Fannie Mae Could Receive A $3.7B Cash Infusion, The First In Six Years
Mortgage-finance giant Fannie Mae experienced a $6.5B net loss in Q4 as a result of the new lowered corporate tax rate.
This drop could prompt the Federal Housing Finance Agency to seek a taxpayer infusion of $3.7B from the Treasury Department — the first cash infusion the company has received in six years, the Wall Street Journal reports.
The WSJ attributes the need for the cash infusion to a one-time accounting charge linked to lower corporate tax rates, which fell from 35% to 21% under the new law.
Both Fannie Mae and Freddie Mac were placed under government conservatorship in the second half of 2008 after receiving a bailout of more than $185B to prevent a collapse. Terms of the conservatorship require the mortgage companies to send the majority of their profits to the government at the end of each quarter, with the exception of a set buffer — meaning the company functions with limited capital.

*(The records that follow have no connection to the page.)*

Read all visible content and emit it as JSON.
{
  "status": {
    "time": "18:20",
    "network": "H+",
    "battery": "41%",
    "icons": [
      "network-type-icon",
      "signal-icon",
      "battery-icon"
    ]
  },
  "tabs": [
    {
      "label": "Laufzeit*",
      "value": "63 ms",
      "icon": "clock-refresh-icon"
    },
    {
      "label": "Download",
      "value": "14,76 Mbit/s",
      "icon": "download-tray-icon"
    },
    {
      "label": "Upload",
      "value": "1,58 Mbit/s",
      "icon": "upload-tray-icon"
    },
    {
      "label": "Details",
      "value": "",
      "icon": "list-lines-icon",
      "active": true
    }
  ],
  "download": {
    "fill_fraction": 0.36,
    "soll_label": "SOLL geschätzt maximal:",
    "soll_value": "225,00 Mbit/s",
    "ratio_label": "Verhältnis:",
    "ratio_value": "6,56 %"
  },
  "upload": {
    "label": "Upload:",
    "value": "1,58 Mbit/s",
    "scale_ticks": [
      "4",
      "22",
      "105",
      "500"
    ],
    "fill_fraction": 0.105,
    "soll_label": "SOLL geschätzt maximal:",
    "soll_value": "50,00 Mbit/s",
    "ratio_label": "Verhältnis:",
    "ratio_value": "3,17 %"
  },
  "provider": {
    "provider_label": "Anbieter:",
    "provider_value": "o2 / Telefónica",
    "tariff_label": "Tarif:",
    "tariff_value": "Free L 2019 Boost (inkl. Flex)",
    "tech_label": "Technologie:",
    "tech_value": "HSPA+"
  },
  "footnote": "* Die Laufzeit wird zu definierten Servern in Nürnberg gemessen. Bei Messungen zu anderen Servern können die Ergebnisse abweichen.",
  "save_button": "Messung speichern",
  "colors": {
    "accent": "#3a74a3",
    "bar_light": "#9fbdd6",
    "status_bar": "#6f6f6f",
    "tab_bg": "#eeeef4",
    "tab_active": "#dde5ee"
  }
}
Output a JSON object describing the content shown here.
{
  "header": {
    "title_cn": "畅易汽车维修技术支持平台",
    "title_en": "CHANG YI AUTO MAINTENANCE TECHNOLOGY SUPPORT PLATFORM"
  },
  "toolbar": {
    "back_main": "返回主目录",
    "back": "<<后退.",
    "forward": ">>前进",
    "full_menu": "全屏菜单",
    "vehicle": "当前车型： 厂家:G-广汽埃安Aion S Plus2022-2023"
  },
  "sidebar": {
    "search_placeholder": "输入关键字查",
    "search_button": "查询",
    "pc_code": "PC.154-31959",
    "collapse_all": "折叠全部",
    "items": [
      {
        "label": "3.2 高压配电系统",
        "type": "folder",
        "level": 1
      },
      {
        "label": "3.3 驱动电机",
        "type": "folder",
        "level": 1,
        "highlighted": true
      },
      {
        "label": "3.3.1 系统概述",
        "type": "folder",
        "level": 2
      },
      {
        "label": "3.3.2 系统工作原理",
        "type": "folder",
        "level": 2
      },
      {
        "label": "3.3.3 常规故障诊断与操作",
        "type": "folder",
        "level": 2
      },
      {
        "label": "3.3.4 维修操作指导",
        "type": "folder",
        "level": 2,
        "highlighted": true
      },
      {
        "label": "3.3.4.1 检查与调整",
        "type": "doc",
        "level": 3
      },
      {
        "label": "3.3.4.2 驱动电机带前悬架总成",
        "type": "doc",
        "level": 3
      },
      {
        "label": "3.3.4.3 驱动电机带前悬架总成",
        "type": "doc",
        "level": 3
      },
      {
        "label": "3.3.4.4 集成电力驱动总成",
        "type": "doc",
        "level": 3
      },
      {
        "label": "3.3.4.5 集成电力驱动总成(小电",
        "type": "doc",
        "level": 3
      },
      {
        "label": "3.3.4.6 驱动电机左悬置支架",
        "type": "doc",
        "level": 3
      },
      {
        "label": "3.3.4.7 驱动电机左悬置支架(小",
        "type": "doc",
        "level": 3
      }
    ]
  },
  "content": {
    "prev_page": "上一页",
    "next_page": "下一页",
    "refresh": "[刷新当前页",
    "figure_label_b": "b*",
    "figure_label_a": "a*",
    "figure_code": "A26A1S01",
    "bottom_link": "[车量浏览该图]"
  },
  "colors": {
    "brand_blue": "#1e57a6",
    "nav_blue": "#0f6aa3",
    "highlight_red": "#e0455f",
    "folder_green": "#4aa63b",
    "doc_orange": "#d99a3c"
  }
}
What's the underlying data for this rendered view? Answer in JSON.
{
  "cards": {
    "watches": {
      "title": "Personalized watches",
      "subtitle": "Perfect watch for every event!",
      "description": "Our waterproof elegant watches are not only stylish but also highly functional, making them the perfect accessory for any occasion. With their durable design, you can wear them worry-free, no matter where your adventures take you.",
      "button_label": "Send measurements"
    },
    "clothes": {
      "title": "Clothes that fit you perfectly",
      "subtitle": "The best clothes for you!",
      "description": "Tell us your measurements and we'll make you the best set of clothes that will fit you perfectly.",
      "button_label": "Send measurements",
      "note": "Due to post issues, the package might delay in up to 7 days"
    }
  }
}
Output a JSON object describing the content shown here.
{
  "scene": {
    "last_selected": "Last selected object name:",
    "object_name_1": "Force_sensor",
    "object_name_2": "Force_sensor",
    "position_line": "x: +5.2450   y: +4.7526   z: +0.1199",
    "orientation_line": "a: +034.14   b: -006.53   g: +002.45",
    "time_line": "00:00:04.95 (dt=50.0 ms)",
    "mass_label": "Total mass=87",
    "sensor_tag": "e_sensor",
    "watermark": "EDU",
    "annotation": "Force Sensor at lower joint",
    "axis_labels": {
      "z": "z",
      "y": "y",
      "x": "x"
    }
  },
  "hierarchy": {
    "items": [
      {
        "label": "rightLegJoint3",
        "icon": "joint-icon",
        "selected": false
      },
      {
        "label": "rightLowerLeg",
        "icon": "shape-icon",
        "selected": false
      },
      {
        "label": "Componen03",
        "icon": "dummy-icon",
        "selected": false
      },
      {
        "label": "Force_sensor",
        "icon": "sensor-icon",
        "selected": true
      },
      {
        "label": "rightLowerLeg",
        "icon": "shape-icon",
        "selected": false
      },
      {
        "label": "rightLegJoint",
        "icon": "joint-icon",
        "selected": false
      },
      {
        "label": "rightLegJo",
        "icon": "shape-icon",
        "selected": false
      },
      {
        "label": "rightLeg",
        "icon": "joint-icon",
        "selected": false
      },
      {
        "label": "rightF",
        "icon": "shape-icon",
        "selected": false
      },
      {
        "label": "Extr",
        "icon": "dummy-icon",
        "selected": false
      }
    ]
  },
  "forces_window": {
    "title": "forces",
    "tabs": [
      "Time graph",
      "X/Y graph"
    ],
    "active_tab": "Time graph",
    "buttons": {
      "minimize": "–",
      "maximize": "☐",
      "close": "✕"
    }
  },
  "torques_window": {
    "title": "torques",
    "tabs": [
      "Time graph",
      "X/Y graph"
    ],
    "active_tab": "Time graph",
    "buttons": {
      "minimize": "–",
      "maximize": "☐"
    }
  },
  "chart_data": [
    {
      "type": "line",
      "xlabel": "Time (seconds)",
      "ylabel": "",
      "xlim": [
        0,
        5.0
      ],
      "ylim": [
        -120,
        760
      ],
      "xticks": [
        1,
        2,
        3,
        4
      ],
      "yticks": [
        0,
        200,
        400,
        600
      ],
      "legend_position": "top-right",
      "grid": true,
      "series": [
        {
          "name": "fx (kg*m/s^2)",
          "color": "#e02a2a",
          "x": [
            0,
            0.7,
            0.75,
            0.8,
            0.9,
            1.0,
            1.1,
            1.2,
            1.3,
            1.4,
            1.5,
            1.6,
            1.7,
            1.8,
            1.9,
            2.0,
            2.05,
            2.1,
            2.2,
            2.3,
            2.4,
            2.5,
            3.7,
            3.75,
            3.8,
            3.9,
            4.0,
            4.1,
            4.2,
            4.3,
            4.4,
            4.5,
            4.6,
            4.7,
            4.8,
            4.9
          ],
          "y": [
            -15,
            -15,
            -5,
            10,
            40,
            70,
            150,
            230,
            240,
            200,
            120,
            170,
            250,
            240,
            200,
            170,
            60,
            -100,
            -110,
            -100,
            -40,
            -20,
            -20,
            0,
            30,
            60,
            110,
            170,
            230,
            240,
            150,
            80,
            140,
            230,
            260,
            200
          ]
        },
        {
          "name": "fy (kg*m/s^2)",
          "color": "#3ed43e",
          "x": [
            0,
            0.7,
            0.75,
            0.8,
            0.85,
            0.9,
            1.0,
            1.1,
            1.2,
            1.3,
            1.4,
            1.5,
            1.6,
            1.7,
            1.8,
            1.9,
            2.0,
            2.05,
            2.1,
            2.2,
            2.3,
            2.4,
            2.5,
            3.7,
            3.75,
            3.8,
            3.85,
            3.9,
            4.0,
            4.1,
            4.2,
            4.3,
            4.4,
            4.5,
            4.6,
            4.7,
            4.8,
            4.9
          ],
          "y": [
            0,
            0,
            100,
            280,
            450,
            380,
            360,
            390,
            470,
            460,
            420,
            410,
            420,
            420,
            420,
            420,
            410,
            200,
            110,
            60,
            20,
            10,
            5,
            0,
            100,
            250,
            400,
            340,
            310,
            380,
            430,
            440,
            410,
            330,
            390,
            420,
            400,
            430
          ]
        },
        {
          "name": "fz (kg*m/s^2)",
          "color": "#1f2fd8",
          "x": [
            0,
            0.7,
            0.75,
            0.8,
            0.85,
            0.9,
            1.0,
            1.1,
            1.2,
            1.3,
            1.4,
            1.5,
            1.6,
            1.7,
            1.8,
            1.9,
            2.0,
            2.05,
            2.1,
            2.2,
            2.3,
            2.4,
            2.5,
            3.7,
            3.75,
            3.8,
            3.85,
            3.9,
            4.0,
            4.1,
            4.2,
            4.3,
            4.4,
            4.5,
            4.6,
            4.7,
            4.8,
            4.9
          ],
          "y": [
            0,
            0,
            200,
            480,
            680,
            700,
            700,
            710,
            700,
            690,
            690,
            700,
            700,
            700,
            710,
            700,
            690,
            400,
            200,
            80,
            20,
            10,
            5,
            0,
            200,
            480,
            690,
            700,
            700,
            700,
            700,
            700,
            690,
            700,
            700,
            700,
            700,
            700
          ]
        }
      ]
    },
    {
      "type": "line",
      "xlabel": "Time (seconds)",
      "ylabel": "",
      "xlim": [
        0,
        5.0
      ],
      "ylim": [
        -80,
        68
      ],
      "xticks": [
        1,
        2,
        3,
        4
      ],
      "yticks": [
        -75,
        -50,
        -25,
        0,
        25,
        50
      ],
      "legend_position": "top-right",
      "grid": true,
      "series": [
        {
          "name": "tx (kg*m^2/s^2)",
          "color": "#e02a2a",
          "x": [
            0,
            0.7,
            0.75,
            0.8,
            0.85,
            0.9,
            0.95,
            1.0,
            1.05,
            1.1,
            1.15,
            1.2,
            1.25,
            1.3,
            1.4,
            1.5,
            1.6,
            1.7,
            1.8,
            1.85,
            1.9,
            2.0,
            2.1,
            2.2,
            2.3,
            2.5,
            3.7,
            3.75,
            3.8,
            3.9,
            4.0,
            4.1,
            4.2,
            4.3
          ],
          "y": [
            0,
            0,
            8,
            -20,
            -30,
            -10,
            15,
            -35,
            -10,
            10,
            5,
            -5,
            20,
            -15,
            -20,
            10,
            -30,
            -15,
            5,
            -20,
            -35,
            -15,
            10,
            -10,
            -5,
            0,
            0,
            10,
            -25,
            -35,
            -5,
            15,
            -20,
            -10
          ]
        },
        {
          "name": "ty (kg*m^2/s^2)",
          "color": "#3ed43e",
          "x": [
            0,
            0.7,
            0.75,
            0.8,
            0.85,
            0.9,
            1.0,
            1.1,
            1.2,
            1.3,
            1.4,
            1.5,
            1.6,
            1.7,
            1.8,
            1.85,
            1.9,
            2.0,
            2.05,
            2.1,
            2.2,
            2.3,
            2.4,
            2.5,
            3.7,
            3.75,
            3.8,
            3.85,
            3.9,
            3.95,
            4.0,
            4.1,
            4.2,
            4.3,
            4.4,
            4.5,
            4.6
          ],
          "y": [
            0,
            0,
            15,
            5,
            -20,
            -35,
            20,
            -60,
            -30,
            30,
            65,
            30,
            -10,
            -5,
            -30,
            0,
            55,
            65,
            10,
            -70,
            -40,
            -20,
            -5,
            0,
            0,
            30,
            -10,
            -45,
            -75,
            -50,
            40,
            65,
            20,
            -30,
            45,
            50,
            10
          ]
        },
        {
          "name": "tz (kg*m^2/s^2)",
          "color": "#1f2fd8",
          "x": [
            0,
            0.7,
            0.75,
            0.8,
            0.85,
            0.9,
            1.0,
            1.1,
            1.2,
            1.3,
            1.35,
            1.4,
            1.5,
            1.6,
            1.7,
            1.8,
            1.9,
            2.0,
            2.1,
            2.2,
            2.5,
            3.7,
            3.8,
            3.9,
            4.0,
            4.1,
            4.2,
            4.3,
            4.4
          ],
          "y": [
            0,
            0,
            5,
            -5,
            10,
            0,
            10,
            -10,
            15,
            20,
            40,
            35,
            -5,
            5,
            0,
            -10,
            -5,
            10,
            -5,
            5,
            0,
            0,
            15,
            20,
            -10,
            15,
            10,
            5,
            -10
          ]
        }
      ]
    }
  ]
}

Following the infusion, Fannie will have provided the Treasury Department with $166.4B, while it has received $119.8B, according to the WSJ.